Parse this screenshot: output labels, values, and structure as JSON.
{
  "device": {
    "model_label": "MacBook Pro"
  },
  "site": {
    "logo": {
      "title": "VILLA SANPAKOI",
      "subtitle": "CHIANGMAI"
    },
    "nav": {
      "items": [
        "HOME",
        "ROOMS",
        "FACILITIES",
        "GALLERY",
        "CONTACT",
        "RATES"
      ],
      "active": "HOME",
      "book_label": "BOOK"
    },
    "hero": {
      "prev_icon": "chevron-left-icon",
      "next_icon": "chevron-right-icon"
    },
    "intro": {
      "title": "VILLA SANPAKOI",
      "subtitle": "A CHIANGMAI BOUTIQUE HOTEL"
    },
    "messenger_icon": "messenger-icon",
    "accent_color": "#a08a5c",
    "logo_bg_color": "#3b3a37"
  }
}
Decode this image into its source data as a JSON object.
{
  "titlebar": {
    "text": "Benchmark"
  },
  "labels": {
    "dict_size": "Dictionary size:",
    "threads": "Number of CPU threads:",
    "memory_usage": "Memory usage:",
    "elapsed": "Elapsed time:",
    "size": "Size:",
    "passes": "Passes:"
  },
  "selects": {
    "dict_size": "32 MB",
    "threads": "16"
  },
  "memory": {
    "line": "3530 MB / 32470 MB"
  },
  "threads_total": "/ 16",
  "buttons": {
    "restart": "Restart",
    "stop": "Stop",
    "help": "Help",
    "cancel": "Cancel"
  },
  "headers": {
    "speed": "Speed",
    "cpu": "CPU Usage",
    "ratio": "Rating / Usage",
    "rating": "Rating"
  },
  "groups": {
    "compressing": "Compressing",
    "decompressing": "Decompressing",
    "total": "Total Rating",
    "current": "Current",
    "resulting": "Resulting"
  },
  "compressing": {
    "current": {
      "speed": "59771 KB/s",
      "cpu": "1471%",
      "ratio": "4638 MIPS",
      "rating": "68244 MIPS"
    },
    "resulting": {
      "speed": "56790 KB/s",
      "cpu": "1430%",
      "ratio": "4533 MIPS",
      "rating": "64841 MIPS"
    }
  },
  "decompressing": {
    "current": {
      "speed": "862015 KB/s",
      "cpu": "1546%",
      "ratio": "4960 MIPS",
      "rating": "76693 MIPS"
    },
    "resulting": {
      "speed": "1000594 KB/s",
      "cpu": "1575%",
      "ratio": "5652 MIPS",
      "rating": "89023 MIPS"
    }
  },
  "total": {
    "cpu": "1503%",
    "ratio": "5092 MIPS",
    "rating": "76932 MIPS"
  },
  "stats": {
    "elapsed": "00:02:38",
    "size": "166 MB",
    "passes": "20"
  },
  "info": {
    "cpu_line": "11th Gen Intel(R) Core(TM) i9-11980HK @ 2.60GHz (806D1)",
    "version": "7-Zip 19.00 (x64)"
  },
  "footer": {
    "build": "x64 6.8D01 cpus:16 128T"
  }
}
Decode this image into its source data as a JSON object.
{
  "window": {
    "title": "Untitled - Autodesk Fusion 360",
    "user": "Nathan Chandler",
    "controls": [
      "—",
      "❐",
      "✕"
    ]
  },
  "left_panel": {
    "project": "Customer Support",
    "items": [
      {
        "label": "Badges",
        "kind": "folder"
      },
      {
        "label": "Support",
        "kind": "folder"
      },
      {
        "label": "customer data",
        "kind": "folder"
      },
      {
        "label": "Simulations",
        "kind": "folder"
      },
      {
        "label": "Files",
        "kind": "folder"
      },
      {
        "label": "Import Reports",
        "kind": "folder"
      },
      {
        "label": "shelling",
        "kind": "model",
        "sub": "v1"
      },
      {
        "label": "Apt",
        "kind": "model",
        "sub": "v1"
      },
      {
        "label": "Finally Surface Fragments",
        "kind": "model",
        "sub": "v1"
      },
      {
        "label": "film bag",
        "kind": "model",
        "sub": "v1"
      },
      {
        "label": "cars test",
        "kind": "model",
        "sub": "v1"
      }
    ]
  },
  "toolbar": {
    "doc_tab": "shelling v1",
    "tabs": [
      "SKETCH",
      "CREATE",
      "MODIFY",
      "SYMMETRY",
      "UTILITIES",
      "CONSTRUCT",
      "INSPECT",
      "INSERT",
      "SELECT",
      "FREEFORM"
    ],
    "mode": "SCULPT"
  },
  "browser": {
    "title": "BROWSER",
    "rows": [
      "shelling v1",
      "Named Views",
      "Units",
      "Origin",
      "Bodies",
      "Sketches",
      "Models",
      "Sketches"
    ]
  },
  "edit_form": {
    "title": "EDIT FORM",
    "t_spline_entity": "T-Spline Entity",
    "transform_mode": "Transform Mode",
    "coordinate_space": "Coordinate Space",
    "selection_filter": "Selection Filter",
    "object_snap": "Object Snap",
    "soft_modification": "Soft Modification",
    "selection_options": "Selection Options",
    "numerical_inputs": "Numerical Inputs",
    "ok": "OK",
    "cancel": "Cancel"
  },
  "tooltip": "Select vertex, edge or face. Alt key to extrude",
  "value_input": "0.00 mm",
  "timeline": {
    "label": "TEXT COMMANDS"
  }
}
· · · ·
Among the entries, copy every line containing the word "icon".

      "prev_icon": "chevron-left-icon",
      "next_icon": "chevron-right-icon"
    "messenger_icon": "messenger-icon",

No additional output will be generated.